#### Your goal
For each line below that contains the word "this", make a copy.

(Items from an interface collection)
**********
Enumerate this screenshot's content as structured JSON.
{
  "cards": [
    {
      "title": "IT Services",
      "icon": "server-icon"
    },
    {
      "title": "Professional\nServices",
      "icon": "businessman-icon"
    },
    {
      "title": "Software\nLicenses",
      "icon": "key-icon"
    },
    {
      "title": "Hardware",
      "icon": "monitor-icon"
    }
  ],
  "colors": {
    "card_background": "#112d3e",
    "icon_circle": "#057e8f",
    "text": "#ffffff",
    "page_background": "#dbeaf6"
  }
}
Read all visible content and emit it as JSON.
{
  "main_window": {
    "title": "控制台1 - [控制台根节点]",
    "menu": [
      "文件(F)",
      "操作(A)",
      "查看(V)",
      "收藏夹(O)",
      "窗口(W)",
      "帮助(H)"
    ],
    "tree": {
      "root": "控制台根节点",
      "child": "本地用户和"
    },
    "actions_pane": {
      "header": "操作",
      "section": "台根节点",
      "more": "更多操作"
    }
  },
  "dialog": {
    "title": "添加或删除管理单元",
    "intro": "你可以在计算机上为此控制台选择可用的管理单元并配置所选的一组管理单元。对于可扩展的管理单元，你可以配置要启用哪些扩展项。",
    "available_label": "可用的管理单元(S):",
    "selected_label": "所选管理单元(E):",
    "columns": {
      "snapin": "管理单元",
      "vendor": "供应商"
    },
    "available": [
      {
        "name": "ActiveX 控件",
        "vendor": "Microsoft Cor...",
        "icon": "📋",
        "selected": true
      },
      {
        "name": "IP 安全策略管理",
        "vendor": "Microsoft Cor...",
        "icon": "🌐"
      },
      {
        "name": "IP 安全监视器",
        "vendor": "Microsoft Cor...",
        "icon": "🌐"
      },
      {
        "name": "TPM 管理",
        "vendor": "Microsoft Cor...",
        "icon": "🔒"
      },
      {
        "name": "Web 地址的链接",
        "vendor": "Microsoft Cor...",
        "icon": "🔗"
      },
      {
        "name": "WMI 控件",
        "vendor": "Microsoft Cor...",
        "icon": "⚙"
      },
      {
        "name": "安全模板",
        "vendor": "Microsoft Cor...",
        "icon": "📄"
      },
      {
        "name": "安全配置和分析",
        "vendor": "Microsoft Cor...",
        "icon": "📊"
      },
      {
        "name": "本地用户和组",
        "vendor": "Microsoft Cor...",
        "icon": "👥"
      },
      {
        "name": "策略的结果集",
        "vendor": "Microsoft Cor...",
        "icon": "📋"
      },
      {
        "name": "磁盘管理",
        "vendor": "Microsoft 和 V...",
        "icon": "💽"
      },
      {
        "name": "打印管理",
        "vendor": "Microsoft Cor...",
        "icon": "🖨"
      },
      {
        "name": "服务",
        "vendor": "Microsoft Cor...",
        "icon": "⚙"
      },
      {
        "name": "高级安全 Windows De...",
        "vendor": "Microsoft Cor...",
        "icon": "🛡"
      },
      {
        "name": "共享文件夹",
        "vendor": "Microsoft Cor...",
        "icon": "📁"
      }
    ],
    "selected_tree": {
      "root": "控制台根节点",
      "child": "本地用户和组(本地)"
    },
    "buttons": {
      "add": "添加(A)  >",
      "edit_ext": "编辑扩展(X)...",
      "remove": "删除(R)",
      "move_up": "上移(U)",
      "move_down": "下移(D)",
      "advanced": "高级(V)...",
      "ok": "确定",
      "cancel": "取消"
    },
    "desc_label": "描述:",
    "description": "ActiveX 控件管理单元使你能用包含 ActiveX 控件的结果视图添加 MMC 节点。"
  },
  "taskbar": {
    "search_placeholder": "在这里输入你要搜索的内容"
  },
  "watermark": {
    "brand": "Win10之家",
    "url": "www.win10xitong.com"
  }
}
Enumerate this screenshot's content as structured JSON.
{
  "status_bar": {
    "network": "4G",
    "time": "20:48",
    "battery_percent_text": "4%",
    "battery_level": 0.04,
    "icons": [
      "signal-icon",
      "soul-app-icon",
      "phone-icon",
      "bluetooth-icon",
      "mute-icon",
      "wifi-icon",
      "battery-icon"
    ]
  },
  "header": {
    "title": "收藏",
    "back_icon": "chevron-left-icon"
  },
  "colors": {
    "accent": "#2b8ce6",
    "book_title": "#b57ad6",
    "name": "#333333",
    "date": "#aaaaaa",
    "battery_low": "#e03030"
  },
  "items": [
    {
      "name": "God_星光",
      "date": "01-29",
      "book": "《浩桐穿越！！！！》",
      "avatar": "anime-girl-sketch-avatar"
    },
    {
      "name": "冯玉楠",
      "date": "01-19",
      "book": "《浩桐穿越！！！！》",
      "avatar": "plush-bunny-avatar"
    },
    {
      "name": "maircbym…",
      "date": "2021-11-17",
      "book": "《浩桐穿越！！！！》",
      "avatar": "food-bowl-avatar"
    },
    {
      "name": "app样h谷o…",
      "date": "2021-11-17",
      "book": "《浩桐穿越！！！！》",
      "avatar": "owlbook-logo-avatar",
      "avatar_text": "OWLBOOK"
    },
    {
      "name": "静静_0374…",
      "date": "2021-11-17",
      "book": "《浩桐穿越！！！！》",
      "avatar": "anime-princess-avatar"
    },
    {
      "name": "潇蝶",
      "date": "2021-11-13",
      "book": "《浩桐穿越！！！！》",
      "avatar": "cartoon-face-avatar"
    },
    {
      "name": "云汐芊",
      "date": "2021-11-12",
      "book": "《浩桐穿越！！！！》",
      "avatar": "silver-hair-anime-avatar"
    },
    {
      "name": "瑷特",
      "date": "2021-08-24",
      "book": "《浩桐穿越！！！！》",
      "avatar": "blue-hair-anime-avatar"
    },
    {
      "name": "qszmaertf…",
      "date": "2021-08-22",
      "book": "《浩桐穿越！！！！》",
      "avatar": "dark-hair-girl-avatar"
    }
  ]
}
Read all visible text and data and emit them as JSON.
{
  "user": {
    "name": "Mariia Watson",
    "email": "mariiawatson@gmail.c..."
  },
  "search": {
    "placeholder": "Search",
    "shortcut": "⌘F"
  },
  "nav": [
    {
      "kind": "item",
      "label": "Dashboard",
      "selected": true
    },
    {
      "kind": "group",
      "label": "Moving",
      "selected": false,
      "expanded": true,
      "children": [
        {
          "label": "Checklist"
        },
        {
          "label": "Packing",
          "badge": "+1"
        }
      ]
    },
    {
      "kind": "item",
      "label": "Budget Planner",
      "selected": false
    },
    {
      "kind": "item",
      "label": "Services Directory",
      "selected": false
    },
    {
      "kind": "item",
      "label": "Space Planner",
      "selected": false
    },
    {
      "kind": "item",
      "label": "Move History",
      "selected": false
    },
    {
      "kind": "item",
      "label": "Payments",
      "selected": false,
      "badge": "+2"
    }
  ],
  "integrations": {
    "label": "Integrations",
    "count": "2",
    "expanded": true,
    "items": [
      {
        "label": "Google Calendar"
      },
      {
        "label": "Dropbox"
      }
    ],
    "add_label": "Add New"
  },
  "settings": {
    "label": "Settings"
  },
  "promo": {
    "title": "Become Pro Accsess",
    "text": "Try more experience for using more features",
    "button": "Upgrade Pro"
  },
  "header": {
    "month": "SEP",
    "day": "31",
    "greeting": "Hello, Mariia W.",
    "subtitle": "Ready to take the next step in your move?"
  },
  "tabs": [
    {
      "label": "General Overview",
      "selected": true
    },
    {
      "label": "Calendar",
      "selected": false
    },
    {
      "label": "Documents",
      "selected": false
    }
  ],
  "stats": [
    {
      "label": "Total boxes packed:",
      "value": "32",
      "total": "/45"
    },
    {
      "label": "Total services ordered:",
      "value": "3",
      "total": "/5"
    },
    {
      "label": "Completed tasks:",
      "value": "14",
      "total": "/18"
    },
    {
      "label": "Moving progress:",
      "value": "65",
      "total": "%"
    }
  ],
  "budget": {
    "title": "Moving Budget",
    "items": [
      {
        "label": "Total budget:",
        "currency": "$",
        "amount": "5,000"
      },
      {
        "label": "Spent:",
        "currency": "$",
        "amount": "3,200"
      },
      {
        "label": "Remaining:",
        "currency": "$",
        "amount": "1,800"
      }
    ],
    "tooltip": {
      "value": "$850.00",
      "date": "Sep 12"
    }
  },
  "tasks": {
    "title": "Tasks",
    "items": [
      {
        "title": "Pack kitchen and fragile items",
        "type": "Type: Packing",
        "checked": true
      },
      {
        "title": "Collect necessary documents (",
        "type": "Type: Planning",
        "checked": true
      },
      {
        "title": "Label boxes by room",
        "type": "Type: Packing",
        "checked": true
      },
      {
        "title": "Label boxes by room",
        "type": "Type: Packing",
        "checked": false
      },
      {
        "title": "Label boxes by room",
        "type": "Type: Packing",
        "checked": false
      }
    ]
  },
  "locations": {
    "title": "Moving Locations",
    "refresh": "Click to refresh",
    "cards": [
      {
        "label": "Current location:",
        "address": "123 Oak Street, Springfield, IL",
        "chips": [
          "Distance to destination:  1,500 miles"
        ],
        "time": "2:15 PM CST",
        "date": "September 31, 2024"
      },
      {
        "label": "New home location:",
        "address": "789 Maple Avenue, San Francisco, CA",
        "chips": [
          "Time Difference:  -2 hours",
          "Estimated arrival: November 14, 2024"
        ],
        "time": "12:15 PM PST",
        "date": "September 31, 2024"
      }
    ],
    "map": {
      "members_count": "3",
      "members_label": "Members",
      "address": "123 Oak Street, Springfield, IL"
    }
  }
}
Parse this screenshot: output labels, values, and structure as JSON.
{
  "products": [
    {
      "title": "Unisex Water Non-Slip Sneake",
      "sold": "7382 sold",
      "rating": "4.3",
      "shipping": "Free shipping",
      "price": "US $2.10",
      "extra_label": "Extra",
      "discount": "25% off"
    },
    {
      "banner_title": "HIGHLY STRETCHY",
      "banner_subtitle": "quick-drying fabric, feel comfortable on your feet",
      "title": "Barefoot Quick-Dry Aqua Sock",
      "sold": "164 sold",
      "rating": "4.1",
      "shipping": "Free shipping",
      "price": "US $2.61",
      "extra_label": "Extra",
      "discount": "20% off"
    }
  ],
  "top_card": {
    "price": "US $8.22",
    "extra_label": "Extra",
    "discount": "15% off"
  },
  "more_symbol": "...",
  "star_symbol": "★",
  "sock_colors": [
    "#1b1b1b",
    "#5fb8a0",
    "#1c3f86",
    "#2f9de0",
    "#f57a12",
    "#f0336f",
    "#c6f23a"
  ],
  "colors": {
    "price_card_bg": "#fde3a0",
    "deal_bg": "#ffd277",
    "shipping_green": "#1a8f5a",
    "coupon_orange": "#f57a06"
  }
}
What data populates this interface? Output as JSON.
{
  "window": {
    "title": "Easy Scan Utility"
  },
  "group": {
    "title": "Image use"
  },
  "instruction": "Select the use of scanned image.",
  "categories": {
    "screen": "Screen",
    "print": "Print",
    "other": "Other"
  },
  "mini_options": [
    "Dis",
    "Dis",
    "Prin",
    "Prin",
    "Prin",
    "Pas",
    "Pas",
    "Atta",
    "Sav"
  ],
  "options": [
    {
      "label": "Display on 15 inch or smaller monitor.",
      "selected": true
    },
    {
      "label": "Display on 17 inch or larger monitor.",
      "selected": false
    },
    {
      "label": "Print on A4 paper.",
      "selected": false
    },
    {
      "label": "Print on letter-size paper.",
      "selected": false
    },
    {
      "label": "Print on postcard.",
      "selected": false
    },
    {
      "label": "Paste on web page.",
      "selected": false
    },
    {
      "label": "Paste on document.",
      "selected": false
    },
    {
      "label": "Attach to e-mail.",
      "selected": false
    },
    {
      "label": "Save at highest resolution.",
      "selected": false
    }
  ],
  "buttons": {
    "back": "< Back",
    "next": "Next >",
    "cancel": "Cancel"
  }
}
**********
#### Expected answer
Enumerate this screenshot's content as structured JSON.
Enumerate this screenshot's content as structured JSON.
Parse this screenshot: output labels, values, and structure as JSON.
What data populates this interface? Output as JSON.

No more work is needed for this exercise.